At least autumn is pretty. And I re-roached his pony mohawk.
Domino was going terrifically on Monday night. Energetic trot, moving freely – I even hopped off and free lunged him a bit since no one was around, and I was pretty happy with how he looked (lazy – which he always is on the ground, but not notably lame or uneven or short anywhere)…
So last night I took him for a quick evening hack and had that instant “something is wrong” feeling just getting him out of his pasture. He kept tripping behind and losing his hindquarters which is not normal for him – he’s built so balanced and compact that even when he’s lazy and trailing behind, he’s still not totally disjointed like this. I tried to trot a little to see if he could work out of it and he was totally jackhammering behind. Argh. Also very unlike him – he kept trying to jump into the canter, which I’m assuming is because he couldn’t balance or keep his butt under himself to trot up and down the gentle hills.
Yeah. He didn’t work out of it at all. Commence standard treatment of “don’t panic, one week of bute & rest, damn it don’t panic, reevaluate”. Sigh. Probably gonna give the holistic vet a ring and see if she could come get him adjusted and possibly do another round of shockwave treatment, too. It’s okay, I totally don’t need to have any money. Whatever.
He had just started looking better from the initial injury after lots of really painstaking slow long walks and hills… Hopefully it’s just another speed bump for us this year and nothing too serious, but I’m still in the phase of not being able to think it through yet – the time off is honestly probably as much for me to process as it is for him to (hopefully) heal.
But there is some good news. Tebow was great again. We rode outside under the floodlights and he was totally cool about it. We worked on our homework from last lesson: yielding from 20m to 18m to 20m, getting me to release my inside hand, controlling the shoulders, and canter transitions on a 20m circle.
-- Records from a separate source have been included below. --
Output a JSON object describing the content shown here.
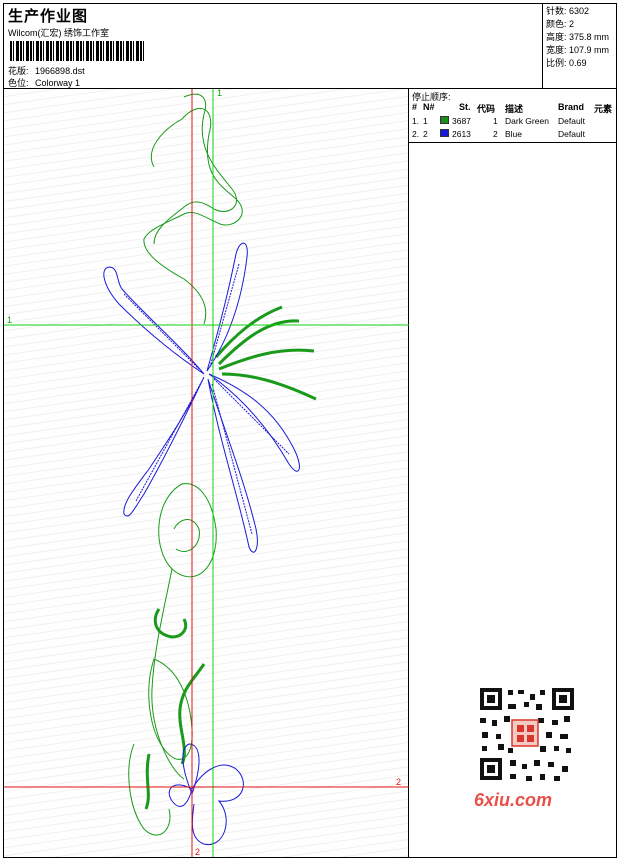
{
  "header": {
    "title": "生产作业图",
    "subtitle": "Wilcom(汇宏) 绣饰工作室",
    "design_label": "花版:",
    "design_value": "1966898.dst",
    "colorway_label": "色位:",
    "colorway_value": "Colorway 1"
  },
  "stats": [
    {
      "label": "针数:",
      "value": "6302"
    },
    {
      "label": "颜色:",
      "value": "2"
    },
    {
      "label": "高度:",
      "value": "375.8 mm"
    },
    {
      "label": "宽度:",
      "value": "107.9 mm"
    },
    {
      "label": "比例:",
      "value": "0.69"
    }
  ],
  "stop_sequence": {
    "title": "停止顺序:",
    "headers": {
      "index": "#",
      "number": "N#",
      "stitch": "St.",
      "code": "代码",
      "description": "描述",
      "brand": "Brand",
      "element": "元素"
    },
    "rows": [
      {
        "index": "1.",
        "number": "1",
        "color": "#1a8c1a",
        "stitch": "3687",
        "code": "1",
        "description": "Dark Green",
        "brand": "Default"
      },
      {
        "index": "2.",
        "number": "2",
        "color": "#1a1ad9",
        "stitch": "2613",
        "code": "2",
        "description": "Blue",
        "brand": "Default"
      }
    ]
  },
  "guides": {
    "v1": "1",
    "h1": "1",
    "h2": "2",
    "v2": "2"
  },
  "watermark": "6xiu.com"
}
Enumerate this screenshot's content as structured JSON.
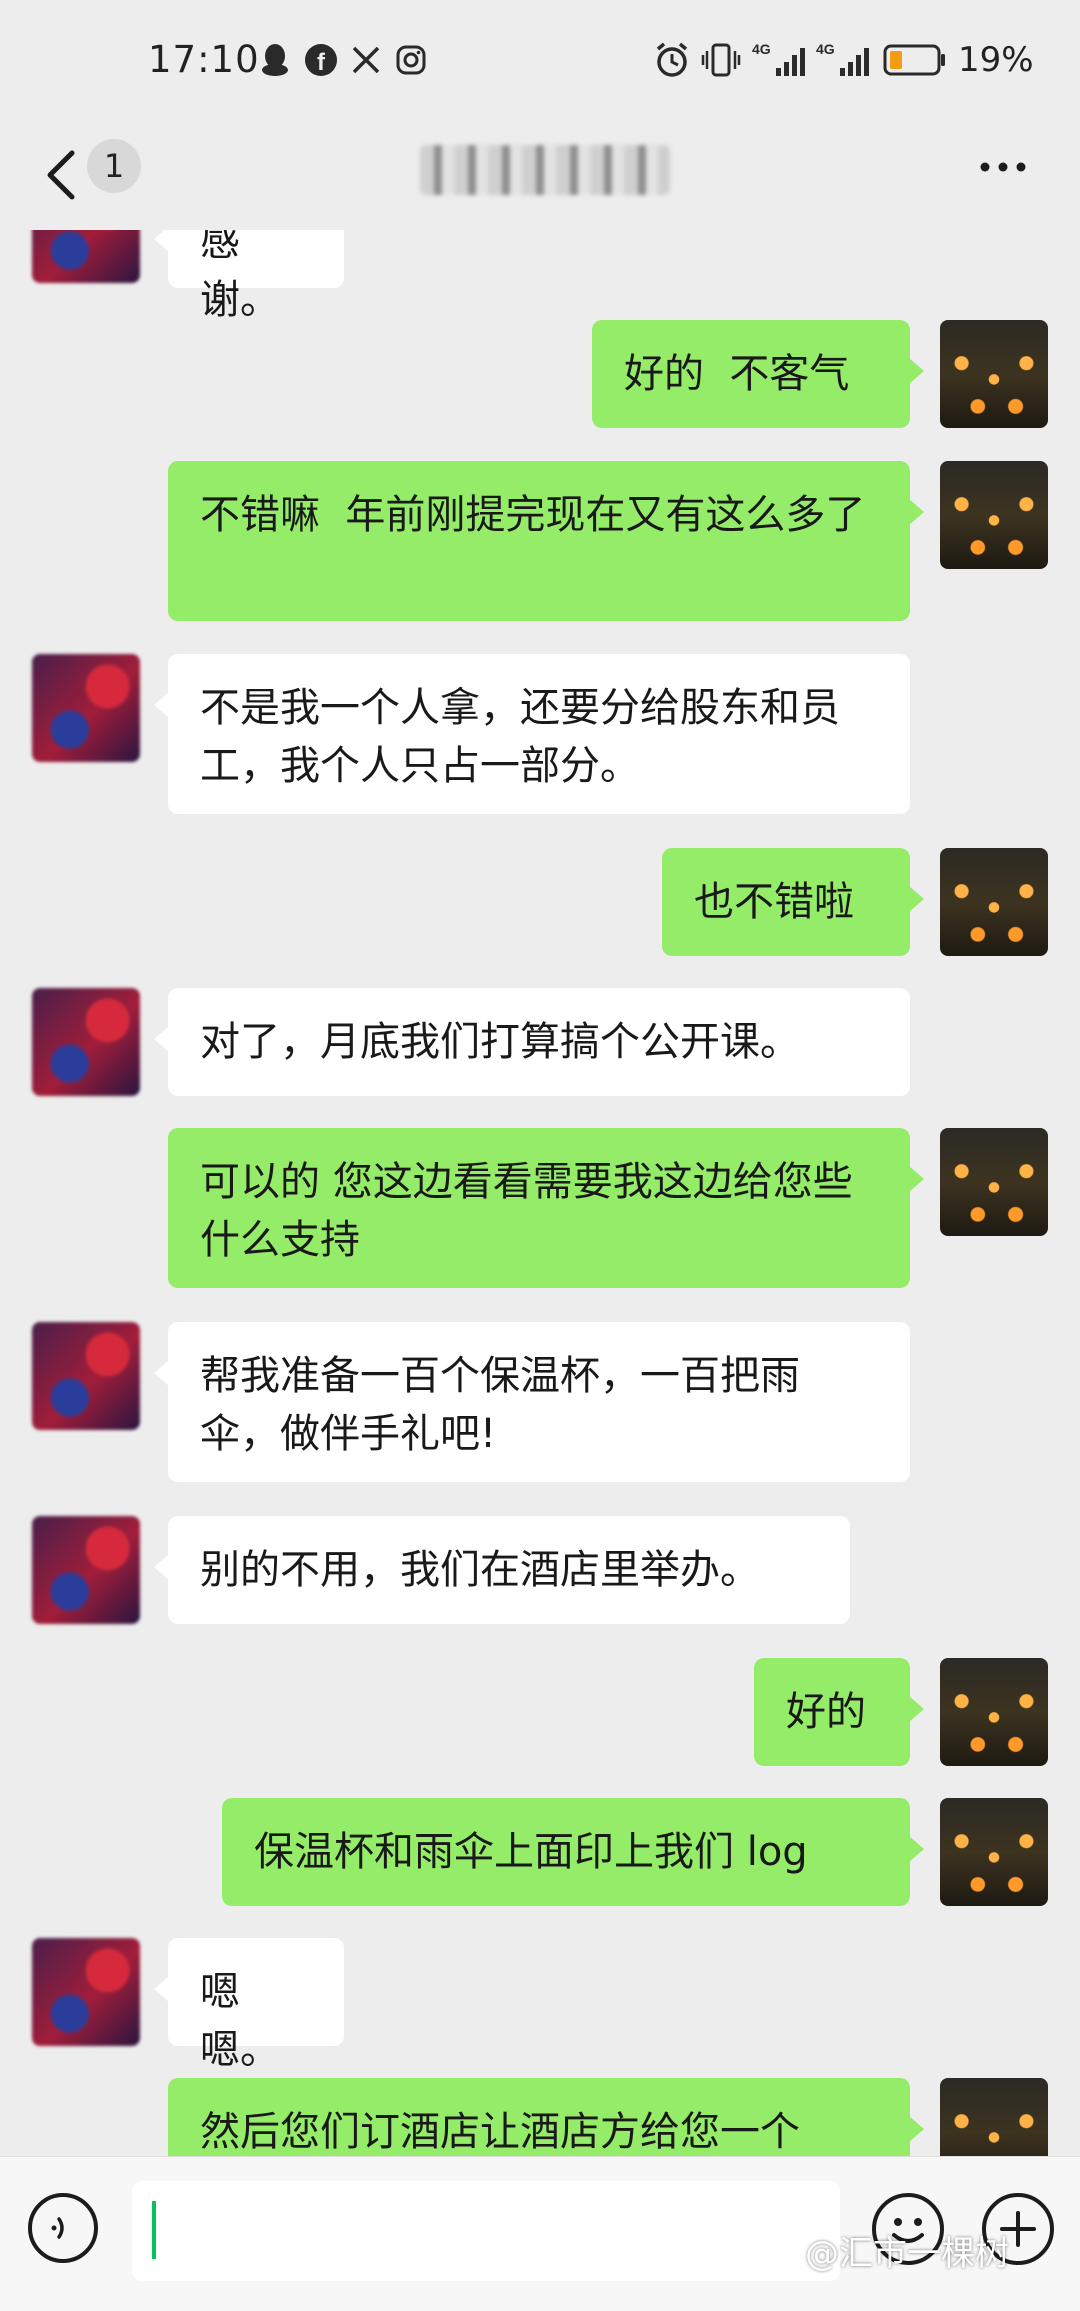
{
  "status_bar": {
    "time": "17:10",
    "left_icons": [
      "qq-icon",
      "facebook-icon",
      "x-icon",
      "instagram-icon"
    ],
    "right_icons": [
      "alarm-icon",
      "vibrate-icon",
      "signal-4g-icon",
      "signal-4g-icon",
      "battery-icon"
    ],
    "battery": "19%"
  },
  "header": {
    "unread_count": "1",
    "title": "",
    "back_icon": "chevron-left-icon",
    "more_icon": "more-icon"
  },
  "messages": [
    {
      "from": "them",
      "text": "感谢。"
    },
    {
      "from": "me",
      "text": "好的  不客气"
    },
    {
      "from": "me",
      "text": "不错嘛  年前刚提完现在又有这么多了"
    },
    {
      "from": "them",
      "text": "不是我一个人拿，还要分给股东和员工，我个人只占一部分。"
    },
    {
      "from": "me",
      "text": "也不错啦"
    },
    {
      "from": "them",
      "text": "对了，月底我们打算搞个公开课。"
    },
    {
      "from": "me",
      "text": "可以的 您这边看看需要我这边给您些什么支持"
    },
    {
      "from": "them",
      "text": "帮我准备一百个保温杯，一百把雨伞，做伴手礼吧!"
    },
    {
      "from": "them",
      "text": "别的不用，我们在酒店里举办。"
    },
    {
      "from": "me",
      "text": "好的"
    },
    {
      "from": "me",
      "text": "保温杯和雨伞上面印上我们 log"
    },
    {
      "from": "them",
      "text": "嗯嗯。"
    },
    {
      "from": "me",
      "text": "然后您们订酒店让酒店方给您一个"
    }
  ],
  "input_bar": {
    "voice_icon": "voice-icon",
    "emoji_icon": "emoji-icon",
    "plus_icon": "plus-icon"
  },
  "watermark": "@汇市一棵树",
  "colors": {
    "background": "#ededed",
    "my_bubble": "#95ec69",
    "their_bubble": "#ffffff",
    "caret": "#07c160",
    "battery_low": "#f39c12"
  }
}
The canter transitions are definitely the hardest of those things right now. It’s really obviously not easy for him to coordinate himself through “canter a few strides, trot, rebalance, canter again, repeat” (with walk and halt transitions liberally thrown in to stop him from anticipating aids). On his strong side – to the right – he’s getting the hang of it. To the left, he’s still very wonky. It’s definitely partially my fault because I have a long history of collapsing my left side. I ended up resorting to the trick of asking for the counter bend before the transition to 1) make me sit up and 2) free up the inside front leg. He insisted on lurching and then leaping off the ground with his entire front end into the transitions, but for now I’ll take that over him getting flat and rushing them. I’m hoping doing some more strengthening and balance work over the winter will get that smoothed out – in fact, that’s already what is happening with his right canter. My trainer and I both think this is a pretty important thing to nail down, because once he can balance himself in the canter, we can start adjusting his stride, and that’s really the only thing left that he needs to be able to move up to novice successfully.
Generally it was a really mixed bag… But thank goodness I have a jumping lesson tonight that I desperately need – logistics have made us miss the past couple weeks, which in hindsight my bank account appreciates, but which also means I’m really ready for some direction and other stuff to work on. The timing isn’t great since I decided I’m going to Emerald Isle for my dad’s birthday/a mental health horse-free weekend from Thursday to Sunday because Domino’s issues have me feeling really burned out. I’m hoping a good lesson and a few days’ absence will give me a little boost.